® (Nasdaq:KEYN), the
global leader in Internet and mobile cloud testing & monitoring,
today announced its 2012 Holiday Retail Mobile Performance Forecast and the outlook appears challenging for retailers.
The 2012 holiday shopping season is anticipated to be
the year for mobile
, as large numbers of holiday shoppers use their smartphones for research and purchasing. Adobe recently predicted that sales from mobile devices will rise 110% to account for 21% of all online sales. Two-thirds of those mobile sales will come through tablets, and the other third through smartphones. “
” is the trend du jour in retail – using your smartphone to compare prices and products before purchase - making mobile a big part of the brick and mortar experience.
But retailers may not be ready. Keynote predicts that slow site performance will leave many retailers – and mobile shoppers - crying in their eggnog.
The expectations for mobile commerce this holiday season is high:
- Online retail sales are forecasted to be $68.4 billion, 15% over last year. (Forrester)
- 20% of online sales predicted to come from mobile devices. (IMRG/Cap Gemini)
- Four in five mobile device owners will use their devices in some way to assist with shopping — including show rooming, couponing, reviews and research. (Google/Ipsos)
Keynote User Study
found that user expectations for site performance across smartphones and tablets are also high:
- 64% of smartphone users want an under four second page download
- 60% of tablet users want an under three second page download

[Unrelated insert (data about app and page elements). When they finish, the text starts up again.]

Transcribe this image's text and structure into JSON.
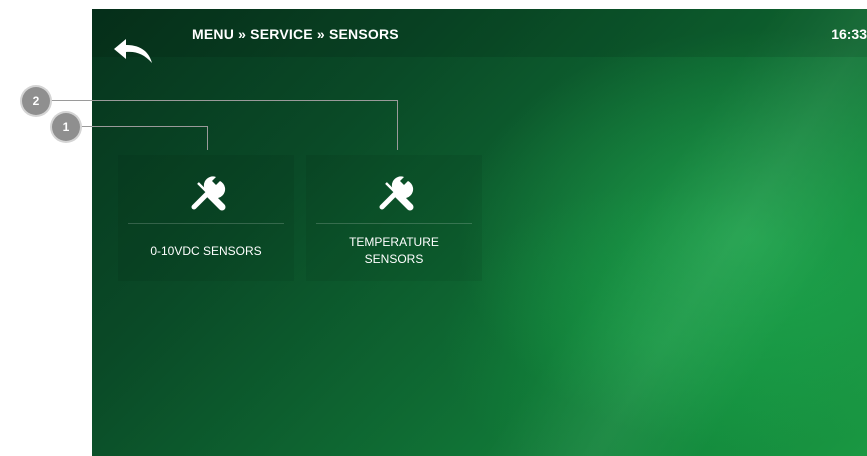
{
  "header": {
    "breadcrumb": "MENU » SERVICE » SENSORS",
    "time": "16:33",
    "back_icon": "back-arrow-icon"
  },
  "tiles": [
    {
      "label": "0-10VDC SENSORS",
      "icon": "tools-icon"
    },
    {
      "label": "TEMPERATURE\nSENSORS",
      "icon": "tools-icon"
    }
  ],
  "callouts": [
    {
      "number": "1"
    },
    {
      "number": "2"
    }
  ],
  "colors": {
    "background_dark": "#0a4a27",
    "background_light": "#1a9842",
    "text": "#ffffff",
    "callout": "#8f8f8f"
  }
}
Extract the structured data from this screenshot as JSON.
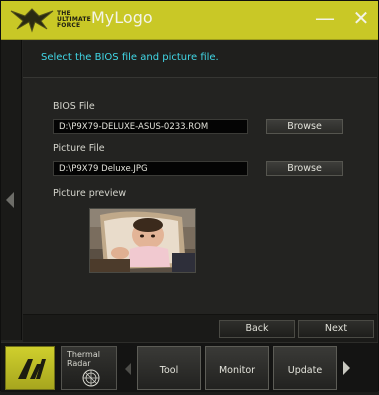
{
  "window": {
    "title": "MyLogo",
    "brand_lines": [
      "THE",
      "ULTIMATE",
      "FORCE"
    ],
    "minimize_glyph": "—",
    "close_glyph": "✕"
  },
  "instruction": "Select the BIOS file and picture file.",
  "bios": {
    "label": "BIOS File",
    "value": "D:\\P9X79-DELUXE-ASUS-0233.ROM",
    "browse": "Browse"
  },
  "picture": {
    "label": "Picture File",
    "value": "D:\\P9X79 Deluxe.JPG",
    "browse": "Browse"
  },
  "preview": {
    "label": "Picture preview"
  },
  "nav": {
    "back": "Back",
    "next": "Next"
  },
  "dock": {
    "thermal_label": "Thermal Radar",
    "tabs": [
      "Tool",
      "Monitor",
      "Update"
    ]
  },
  "colors": {
    "accent": "#c9c826",
    "instruction_text": "#41d7e6",
    "background": "#232321"
  },
  "icons": [
    "tuf-logo-icon",
    "minimize-icon",
    "close-icon",
    "left-arrow-icon",
    "ai-suite-icon",
    "radar-icon",
    "right-arrow-icon"
  ]
}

So are online retailers ready to give the gift of mobile website performance and delight their customers looking to compare and buy online? Keynote’s
Worldwide Mobile Retail Index

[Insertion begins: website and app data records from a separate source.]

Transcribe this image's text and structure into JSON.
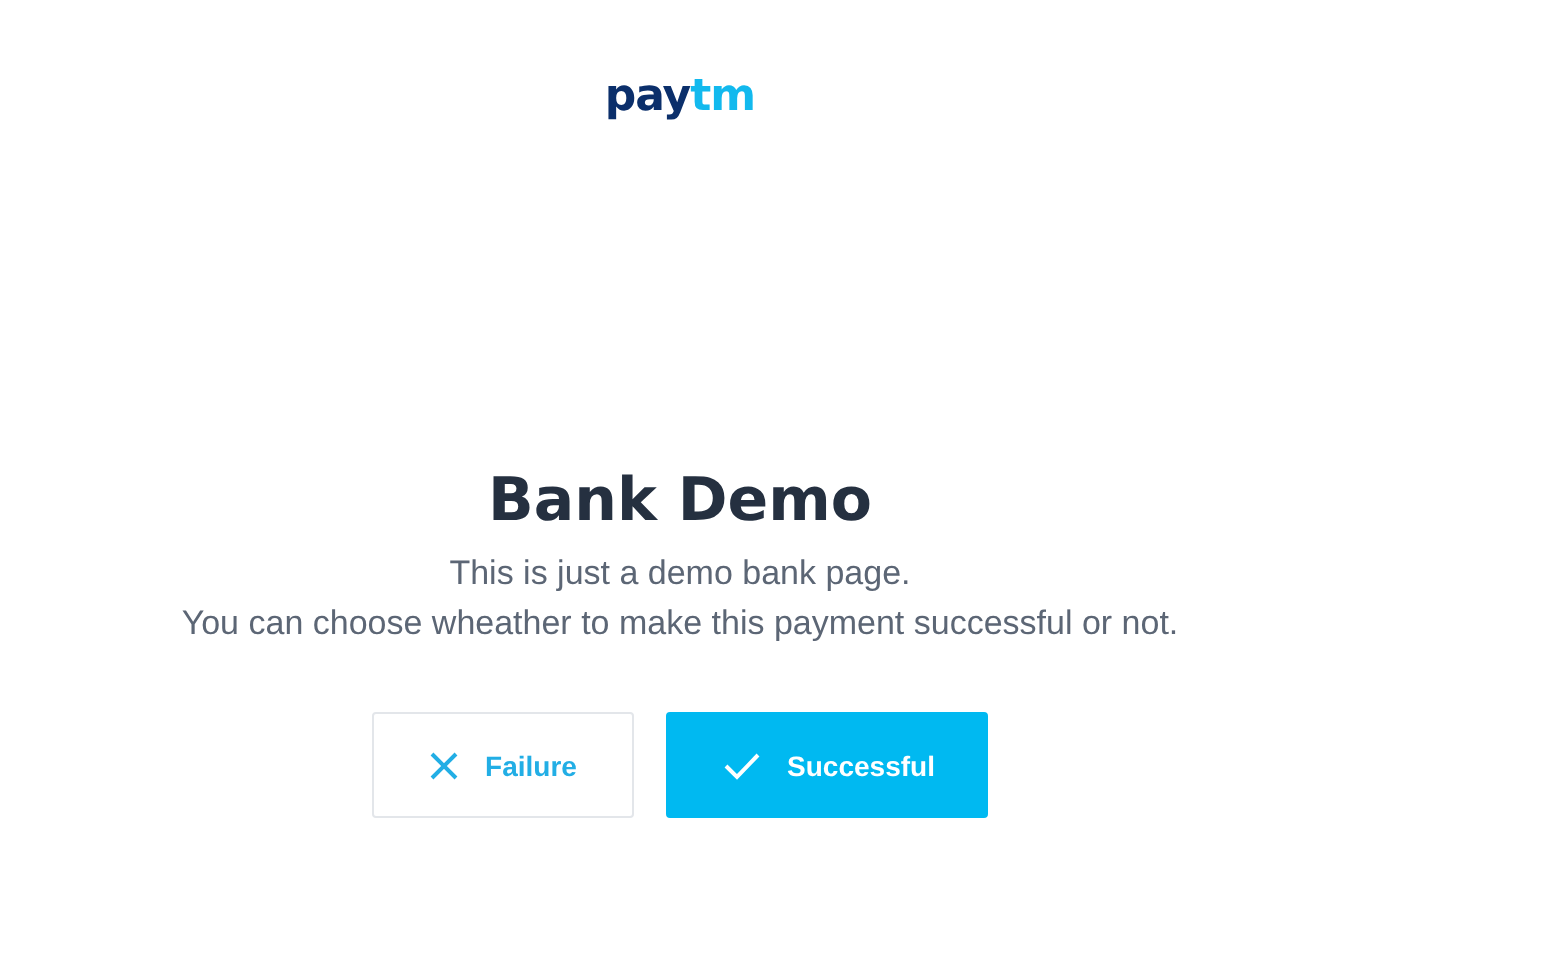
{
  "logo": [
    {
      "text": "pay",
      "color": "#0b2f6b"
    },
    {
      "text": "tm",
      "color": "#12b9ee"
    }
  ],
  "title": "Bank Demo",
  "description": [
    "This is just a demo bank page.",
    "You can choose wheather to make this payment successful or not."
  ],
  "buttons": [
    {
      "kind": "failure",
      "label": "Failure"
    },
    {
      "kind": "success",
      "label": "Successful"
    }
  ]
}
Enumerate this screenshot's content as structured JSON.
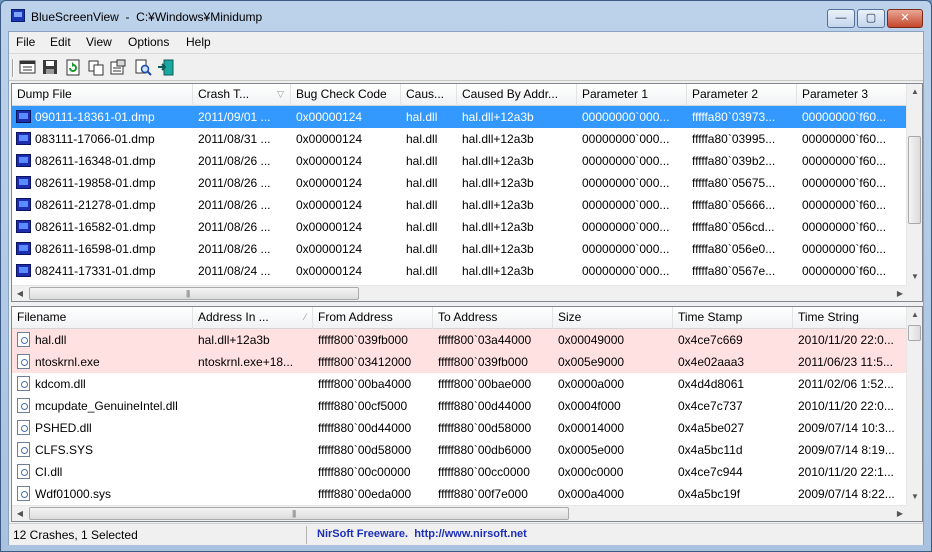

of 24 sites suggests most customers will be disappointed. Right now, the average response time (measured over the last three months) remains at
. Let’s call it the Keynote mobile performance gap.
“Based on this extreme gap between site performance and users’ expectations, we believe this year’s contribution from mobile will represent a significantly lost opportunity in goodwill and sales,” said Aaron Rudger, senior manager for mobile web performance at Keynote. “While some sites have taken mobile web performance seriously and are delivering great experiences, the vast majority are still far behind the curve.”